Dusted Codes

Programming adventures

Guard clauses without test coverage, a common TDD pitfall

Today I wanted to blog about a little mistake which can easily creep into otherwise good TDD practices.

For this demo I'd like to start with an empty unit test project and initialize a subject under test. Then I add enough code to make the solution build:

namespace MyClassLibrary
{
    public class DomainClass { }

    [TestFixture]
    public class DomainClassTests
    {
        [Test]
        public void Test1()
        {
            var sut = new DomainClass();
        }
    }
}

For this example the method under test will have some very trivial business logic:

  1. Accept an argument
  2. Check if the argument is NULL and return early, otherwise proceed
  3. Call into a dependency
  4. Return a result

Let's finish the first test by checking for the simple case of a NULL argument:

[TestFixture]
public class DomainClassTests
{
    [Test]
    public void DoSomeWork_With_Null_Input_Will_Return_Null()
    {
        // Arrange
        var sut = new DomainClass();

        // Act
        var actual = sut.DoSomeWork(null);

        // Assert
        Assert.IsNull(actual);
    }
}

In true TDD practise you'd write just enough code to compile the project first, then let the test fail and at last return null to make it pass:

public class DomainClass
{
    public object DoSomeWork(object arg)
    {
        return null;
    }
}

However, at this point I have often seen developers implememnt a little bit more code than actually required by the test:

public class DomainClass
{
    public object DoSomeWork(object arg)
    {
        // This guard clause has not been enforced by a particular unit test yet:
        if (arg == null)
            return null;

        return input;
    }
}

It is very tempting to write a bit more code if you already know what the desired end result should look like. Guard clauses are so trivial that it makes it a very common mistake.

Someone might argue that the code is justified, because if you comment out the if statement the test will fail.

This is not true though, because the entire condition as a whole is not required yet and as we have proven above, a simple return null; statement satisfies the test as well.

This little mistake seems very harmless now, but it could inroduce a potential NullReferenceException later in the project when the first developer starts to re-factor code and remove redundant code.

This will essentially happen when we continue implementing the remaining unit tests and business logic for the method under test:
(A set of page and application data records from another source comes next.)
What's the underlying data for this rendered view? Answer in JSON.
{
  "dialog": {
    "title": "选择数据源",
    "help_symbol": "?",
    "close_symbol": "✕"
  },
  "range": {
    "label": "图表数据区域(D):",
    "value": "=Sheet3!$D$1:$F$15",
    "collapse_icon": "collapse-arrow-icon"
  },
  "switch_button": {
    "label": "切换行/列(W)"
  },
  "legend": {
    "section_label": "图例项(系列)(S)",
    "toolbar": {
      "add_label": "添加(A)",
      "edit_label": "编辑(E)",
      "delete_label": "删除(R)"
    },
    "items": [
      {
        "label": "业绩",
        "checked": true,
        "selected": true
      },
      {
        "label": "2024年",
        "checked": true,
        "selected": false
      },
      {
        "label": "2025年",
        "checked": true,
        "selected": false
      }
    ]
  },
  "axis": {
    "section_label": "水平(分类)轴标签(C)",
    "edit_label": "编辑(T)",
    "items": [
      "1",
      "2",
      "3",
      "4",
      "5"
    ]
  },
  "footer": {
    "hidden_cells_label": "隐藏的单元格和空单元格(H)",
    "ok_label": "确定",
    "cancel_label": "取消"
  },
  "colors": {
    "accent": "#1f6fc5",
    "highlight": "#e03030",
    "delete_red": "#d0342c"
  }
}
public object DoSomeWork(object arg)
{
    if (arg == null)
        return null;

    var result = _dependecy.ProcessData(arg);
    return result;
}

Now at this point I could delete the if statement together with the "return null" and the first test will still succeed:

public object DoSomeWork(object arg)
{
    // if (input == null)
    //    return null;

    var result = _dependecy.ProcessData(arg);
    return result;
}

Why? Well because in the first test we didn't set up a stub for the dependency yet:

[TestFixture]
public class DomainClassTests
{
    [Test]
    public void DoSomeWork_With_Null_Input_Will_Return_Null()
    {
        // Arrange
        var sut = new DomainClass();

        // Act
        var actual = sut.DoSomeWork(null);

        // Assert
        Assert.IsNull(actual);
    }
}

It means that var result = _dependecy.ProcessData(arg); will return null and make the test go green.

This is why it is best to not introduce little short cuts in TDD and be careful during your code reviews as well!